YOUR INSTRUCTIONS.
Return the listing in full. Keep each line exactly as it is.

RECORD EXTRACTS.
========

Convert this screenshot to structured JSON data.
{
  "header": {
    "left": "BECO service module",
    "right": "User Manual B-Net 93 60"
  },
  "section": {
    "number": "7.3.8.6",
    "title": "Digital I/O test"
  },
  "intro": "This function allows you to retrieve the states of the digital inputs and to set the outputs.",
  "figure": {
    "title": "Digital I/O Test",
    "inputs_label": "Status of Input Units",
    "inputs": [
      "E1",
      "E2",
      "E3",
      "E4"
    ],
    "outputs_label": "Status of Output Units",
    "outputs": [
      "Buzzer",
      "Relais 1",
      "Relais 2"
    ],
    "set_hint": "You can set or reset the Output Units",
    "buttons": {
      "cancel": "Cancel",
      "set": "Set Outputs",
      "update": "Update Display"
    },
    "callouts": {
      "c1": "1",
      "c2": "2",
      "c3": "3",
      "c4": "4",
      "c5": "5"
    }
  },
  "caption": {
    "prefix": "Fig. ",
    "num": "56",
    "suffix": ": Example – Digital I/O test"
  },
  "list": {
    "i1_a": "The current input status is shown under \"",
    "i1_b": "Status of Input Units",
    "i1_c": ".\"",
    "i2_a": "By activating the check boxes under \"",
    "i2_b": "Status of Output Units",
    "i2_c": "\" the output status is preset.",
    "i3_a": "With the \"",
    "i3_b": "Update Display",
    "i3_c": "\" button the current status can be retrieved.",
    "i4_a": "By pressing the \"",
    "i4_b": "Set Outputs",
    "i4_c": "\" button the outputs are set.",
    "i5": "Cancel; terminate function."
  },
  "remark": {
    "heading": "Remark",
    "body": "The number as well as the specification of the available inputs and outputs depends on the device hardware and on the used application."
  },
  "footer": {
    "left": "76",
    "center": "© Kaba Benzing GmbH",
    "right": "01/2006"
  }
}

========

ANSWER BOX.
Convert this screenshot to structured JSON data.
{
  "header": {
    "left": "BECO service module",
    "right": "User Manual B-Net 93 60"
  },
  "section": {
    "number": "7.3.8.6",
    "title": "Digital I/O test"
  },
  "intro": "This function allows you to retrieve the states of the digital inputs and to set the outputs.",
  "figure": {
    "title": "Digital I/O Test",
    "inputs_label": "Status of Input Units",
    "inputs": [
      "E1",
      "E2",
      "E3",
      "E4"
    ],
    "outputs_label": "Status of Output Units",
    "outputs": [
      "Buzzer",
      "Relais 1",
      "Relais 2"
    ],
    "set_hint": "You can set or reset the Output Units",
    "buttons": {
      "cancel": "Cancel",
      "set": "Set Outputs",
      "update": "Update Display"
    },
    "callouts": {
      "c1": "1",
      "c2": "2",
      "c3": "3",
      "c4": "4",
      "c5": "5"
    }
  },
  "caption": {
    "prefix": "Fig. ",
    "num": "56",
    "suffix": ": Example – Digital I/O test"
  },
  "list": {
    "i1_a": "The current input status is shown under \"",
    "i1_b": "Status of Input Units",
    "i1_c": ".\"",
    "i2_a": "By activating the check boxes under \"",
    "i2_b": "Status of Output Units",
    "i2_c": "\" the output status is preset.",
    "i3_a": "With the \"",
    "i3_b": "Update Display",
    "i3_c": "\" button the current status can be retrieved.",
    "i4_a": "By pressing the \"",
    "i4_b": "Set Outputs",
    "i4_c": "\" button the outputs are set.",
    "i5": "Cancel; terminate function."
  },
  "remark": {
    "heading": "Remark",
    "body": "The number as well as the specification of the available inputs and outputs depends on the device hardware and on the used application."
  },
  "footer": {
    "left": "76",
    "center": "© Kaba Benzing GmbH",
    "right": "01/2006"
  }
}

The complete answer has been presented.